The fair was inaugurated by the Spanish author Dr. Maria Fernanda Santiago Bolanos. Chief Minister Buddhadev Bhattacharji and the Ambassador of Spain were also present on the dais. One of the renowned authors commented that – ‘this fair is the heart of Kolkata, this should not be shifted. Why do the authorities not consider it as the lungs of the city?’ The Mayor also joined in and added – ‘this fair is only of 12 days duration. How can a fair here for such a short period create imbalance in the environment?’ The obvious references were to the ongoing struggle to allow the fair to remain in its present location and not be shifted to the proposed new location in the bypass. The CM responded in his usual tongue-in-cheek manner with – ‘I am one of you. I will do what is necessary by considering the legal and environmental aspects.’


One of the characteristics of this annual fair are the forums where professionals interact with the audience to discuss important subjects. One such was ‘whether IT is the only key to success in West Bengal’. One of the speakers said – ‘there cannot be a single master key to unlock all vaults – there has to be separate keys for each.’ Another person said – ‘there are 50 lakh unemployed in the state out of which 20 lakhs are illiterate. Four out of five persons stay in villages. It is, therefore, important to think of IT as one of the means of development.’ Yet another person opined that ‘to fulfill the aspirations of 60 percent of the people, a political will is equally important.’


It is a bit strange that the electronic media seems not too very enthusiastic this year as compared to last year. Especially missing are visuals of the youth brigade of musicians, painters and artists. The coverage of Boi mela 2006 has been done as a matter of routine by Doordarshan with not much variety. Even the newspapers have not devoted much space to this annual event.


The official website has no information on ‘glimpses of 2006’; also, the ‘site map’ is too tiny for any meaningful purpose to be served.

Also read -

Thursday, February 02, 2006

pollution free environment

Pollution free environment is a dream that becomes a reality only in the video footages of Natgeo – we would love to have clean, fresh air to breathe, fruits and vegetables that taste as they should taste, peace and happiness in every home devoid of anger, irritation or misery. We would love to listen to the chirping of the birds and see the butterflies as they flit from one flower to another. We yearn for Utopia. Our leaders keep promising to lead us into that dreamland but, we end up in hospitals and nursing homes with cough, cold, asthma and other similar diseases that are the legacies of pollution. Some TV channels show the levels of pollution in leading cities – the concern ends there. The information comes at the end of the news and does not mean much to the viewer who is more interested in the program that follows. Those lucky few who are blessed with wealth try to lose themselves in the pollution free environment of foreign shores. They are usually accompanied by those whose primary duty is to ensure that he enjoys his holiday. But, escape is no easy – he continues to worry whether his last investment is giving results.

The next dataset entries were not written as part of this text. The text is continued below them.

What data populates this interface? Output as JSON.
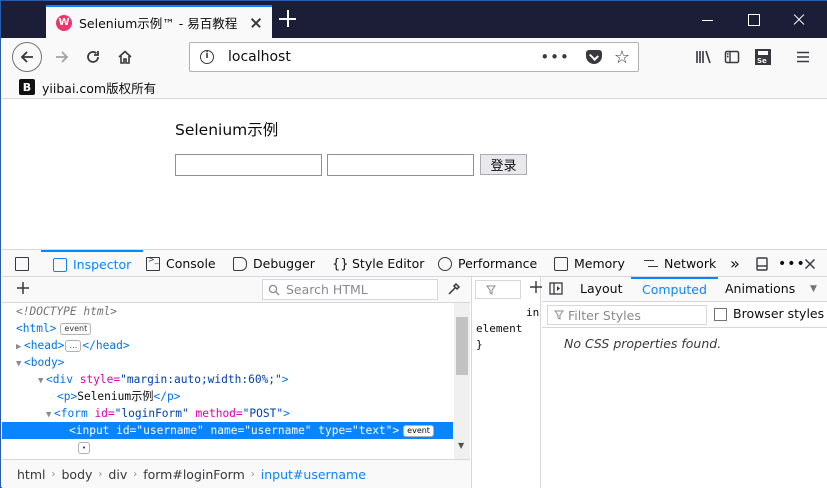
{
  "browser": {
    "tab_title": "Selenium示例™ - 易百教程",
    "tab_favicon_letter": "W",
    "url": "localhost",
    "url_more": "•••",
    "url_star": "☆",
    "bookmark_icon_letter": "B",
    "bookmark_label": "yiibai.com版权所有"
  },
  "page": {
    "heading": "Selenium示例",
    "submit_label": "登录"
  },
  "devtools": {
    "tabs": [
      "Inspector",
      "Console",
      "Debugger",
      "Style Editor",
      "Performance",
      "Memory",
      "Network"
    ],
    "more_tabs": "»",
    "search_placeholder": "Search HTML",
    "markup": {
      "doctype": "<!DOCTYPE html>",
      "html_open": "<html>",
      "head_open": "<head>",
      "head_ellipsis": "…",
      "head_close": "</head>",
      "body_open": "<body>",
      "div_tag": "<div",
      "div_style_attr": "style=",
      "div_style_val": "\"margin:auto;width:60%;\"",
      "div_end": ">",
      "p_open": "<p>",
      "p_text": "Selenium示例",
      "p_close": "</p>",
      "form_tag": "<form",
      "form_id_attr": "id=",
      "form_id_val": "\"loginForm\"",
      "form_method_attr": "method=",
      "form_method_val": "\"POST\"",
      "form_end": ">",
      "input_tag": "<input",
      "input_id_attr": "id=",
      "input_id_val": "\"username\"",
      "input_name_attr": "name=",
      "input_name_val": "\"username\"",
      "input_type_attr": "type=",
      "input_type_val": "\"text\"",
      "input_end": ">",
      "event_badge": "event"
    },
    "breadcrumbs": [
      "html",
      "body",
      "div",
      "form#loginForm",
      "input#username"
    ],
    "mid_pane": {
      "line1": "in",
      "line2": "element",
      "line3": "}"
    },
    "right_tabs": [
      "Layout",
      "Computed",
      "Animations"
    ],
    "filter_placeholder": "Filter Styles",
    "browser_styles_label": "Browser styles",
    "no_css_message": "No CSS properties found."
  }
}
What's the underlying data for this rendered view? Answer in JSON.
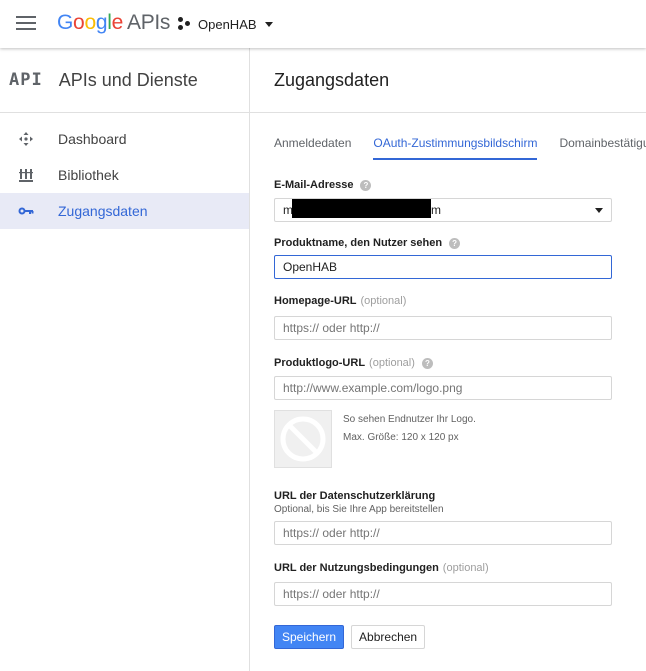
{
  "header": {
    "logo_google": "Google",
    "logo_apis": "APIs",
    "project_name": "OpenHAB"
  },
  "sidebar": {
    "badge": "API",
    "title": "APIs und Dienste",
    "items": [
      {
        "label": "Dashboard",
        "icon": "dashboard-icon"
      },
      {
        "label": "Bibliothek",
        "icon": "library-icon"
      },
      {
        "label": "Zugangsdaten",
        "icon": "key-icon"
      }
    ]
  },
  "main": {
    "title": "Zugangsdaten",
    "tabs": [
      {
        "label": "Anmeldedaten"
      },
      {
        "label": "OAuth-Zustimmungsbildschirm"
      },
      {
        "label": "Domainbestätigung"
      }
    ]
  },
  "form": {
    "email": {
      "label": "E-Mail-Adresse",
      "value_start": "m",
      "value_end": "m"
    },
    "product_name": {
      "label": "Produktname, den Nutzer sehen",
      "value": "OpenHAB"
    },
    "homepage": {
      "label": "Homepage-URL",
      "optional": "(optional)",
      "placeholder": "https:// oder http://"
    },
    "logo": {
      "label": "Produktlogo-URL",
      "optional": "(optional)",
      "placeholder": "http://www.example.com/logo.png",
      "hint_1": "So sehen Endnutzer Ihr Logo.",
      "hint_2": "Max. Größe: 120 x 120 px"
    },
    "privacy": {
      "label": "URL der Datenschutzerklärung",
      "sub": "Optional, bis Sie Ihre App bereitstellen",
      "placeholder": "https:// oder http://"
    },
    "terms": {
      "label": "URL der Nutzungsbedingungen",
      "optional": "(optional)",
      "placeholder": "https:// oder http://"
    },
    "save_label": "Speichern",
    "cancel_label": "Abbrechen"
  },
  "colors": {
    "accent": "#3367d6",
    "primary_button": "#4285f4",
    "active_nav_bg": "#e8eaf6"
  }
}
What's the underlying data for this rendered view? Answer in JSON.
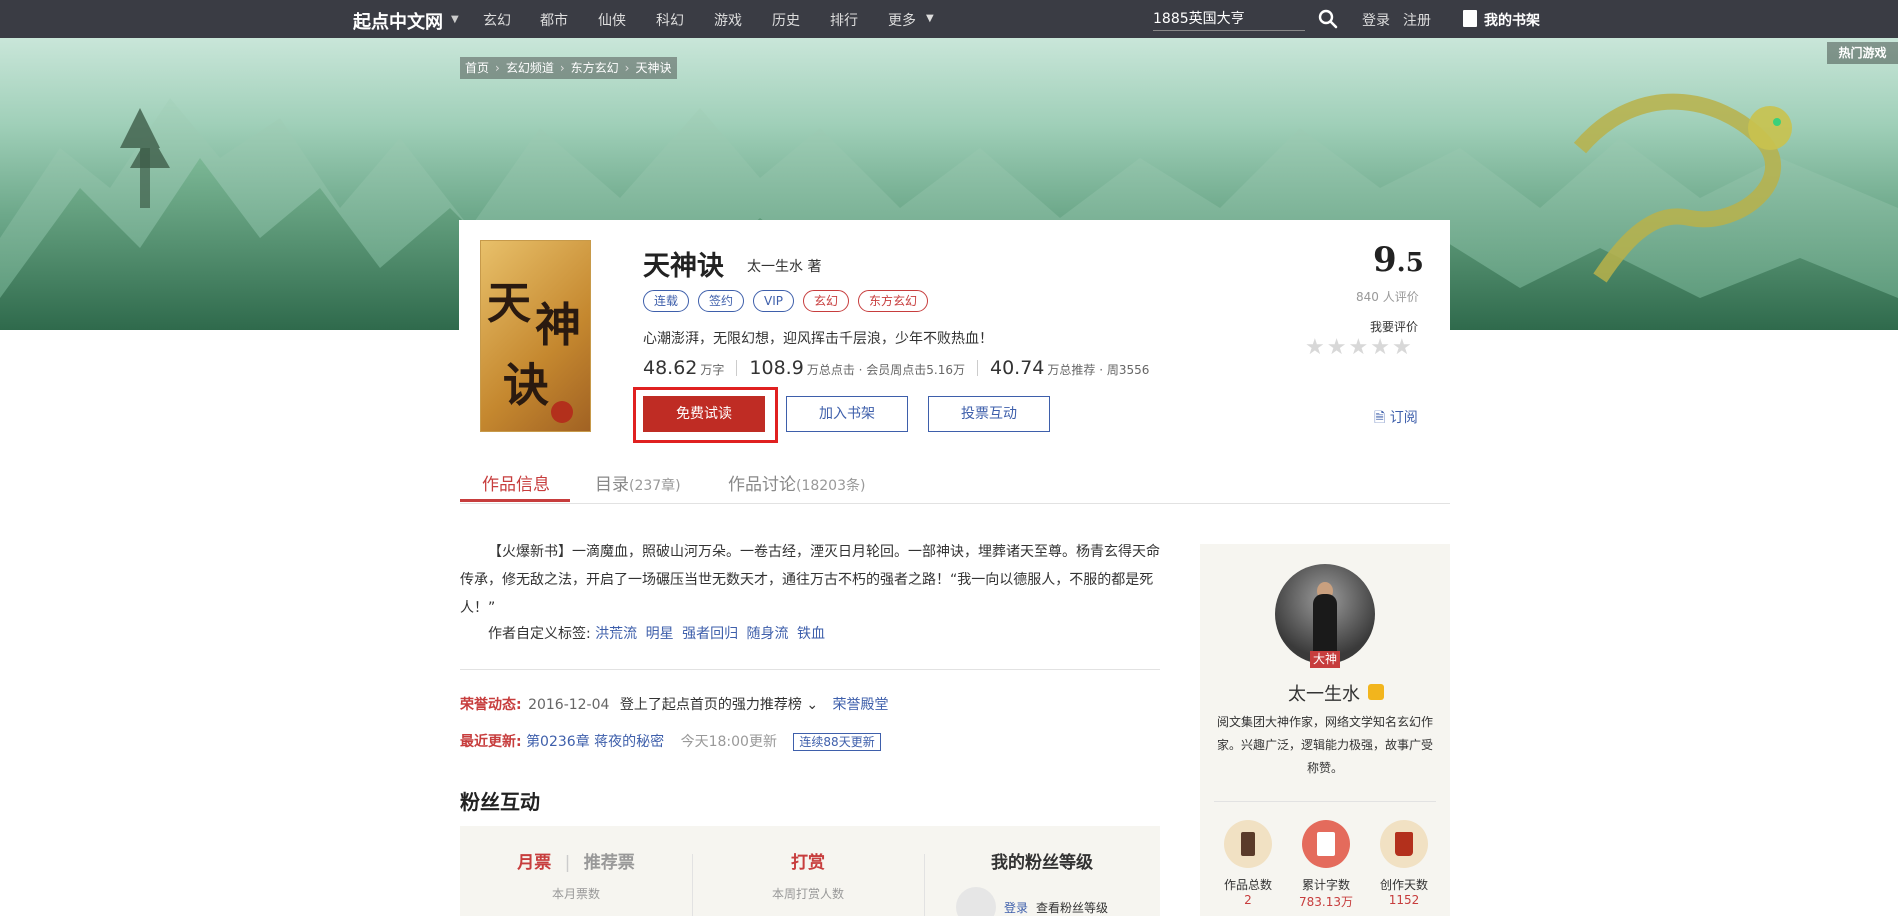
{
  "nav": {
    "brand": "起点中文网",
    "links": [
      "玄幻",
      "都市",
      "仙侠",
      "科幻",
      "游戏",
      "历史",
      "排行",
      "更多"
    ],
    "search_value": "1885英国大亨",
    "login": "登录",
    "register": "注册",
    "bookshelf": "我的书架"
  },
  "banner": {
    "hot_game": "热门游戏",
    "breadcrumb": [
      "首页",
      "玄幻频道",
      "东方玄幻",
      "天神诀"
    ]
  },
  "book": {
    "title": "天神诀",
    "author": "太一生水 著",
    "tags": [
      "连载",
      "签约",
      "VIP",
      "玄幻",
      "东方玄幻"
    ],
    "intro": "心潮澎湃，无限幻想，迎风挥击千层浪，少年不败热血！",
    "words": "48.62",
    "words_unit": "万字",
    "clicks": "108.9",
    "clicks_unit": "万总点击 · 会员周点击5.16万",
    "recommends": "40.74",
    "recommends_unit": "万总推荐 · 周3556",
    "read_button": "免费试读",
    "shelf_button": "加入书架",
    "vote_button": "投票互动",
    "score_int": "9",
    "score_dec": ".5",
    "score_count": "840 人评价",
    "my_rate": "我要评价",
    "subscribe": "订阅"
  },
  "tabs": {
    "info": "作品信息",
    "catalog": "目录",
    "catalog_count": "(237章)",
    "discuss": "作品讨论",
    "discuss_count": "(18203条)"
  },
  "detail": {
    "description": "【火爆新书】一滴魔血，照破山河万朵。一卷古经，湮灭日月轮回。一部神诀，埋葬诸天至尊。杨青玄得天命传承，修无敌之法，开启了一场碾压当世无数天才，通往万古不朽的强者之路！“我一向以德服人，不服的都是死人！”",
    "custom_tags_label": "作者自定义标签:",
    "custom_tags": [
      "洪荒流",
      "明星",
      "强者回归",
      "随身流",
      "铁血"
    ],
    "honor_label": "荣誉动态:",
    "honor_date": "2016-12-04",
    "honor_text": "登上了起点首页的强力推荐榜",
    "honor_link": "荣誉殿堂",
    "update_label": "最近更新:",
    "update_chapter": "第0236章 蒋夜的秘密",
    "update_time": "今天18:00更新",
    "update_badge": "连续88天更新"
  },
  "fans": {
    "title": "粉丝互动",
    "monthly": "月票",
    "recommend": "推荐票",
    "monthly_sub": "本月票数",
    "reward": "打赏",
    "reward_sub": "本周打赏人数",
    "level_title": "我的粉丝等级",
    "login": "登录",
    "level_text": "查看粉丝等级"
  },
  "author_panel": {
    "badge": "大神",
    "name": "太一生水",
    "desc": "阅文集团大神作家，网络文学知名玄幻作家。兴趣广泛，逻辑能力极强，故事广受称赞。",
    "stats": [
      {
        "label": "作品总数",
        "value": "2"
      },
      {
        "label": "累计字数",
        "value": "783.13万"
      },
      {
        "label": "创作天数",
        "value": "1152"
      }
    ]
  },
  "colors": {
    "nav_bg": "#3a3c44",
    "accent_red": "#bf2c24",
    "link_blue": "#3e5fab",
    "highlight": "#e02020"
  }
}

In order to boast of a pollution free environment, we have to analyze the reasons, identify and isolate them and take corrective action. The largest culprit is the automobiles that spew fumes. Plenty of measures have been laid out to arrest such pollution but ensuring their implementation is difficult. A solution could be to encourage the use of bicycles or solar powered or electrical vehicles till tele-transportation Star Wars style becomes a reality. Organizations could consider introducing incentive schemes to promote projects of this nature – it will revive the tramways. Employees who declare that they commute to work by metro rail or by the tram would be eligible for bonus marks at the time of the annual performance review.

Such thoughts have a gloomy side – the automobile manufacturers would feel threatened while the bi-cycle and battery manufacturers would be elated. Also, professionals of the medical fraternity would nurse ill will against those who support the drive for a pollution free environment because it will imply less risk of falling sick, hence fears of loss in earnings. If only some one could work out a compromise …..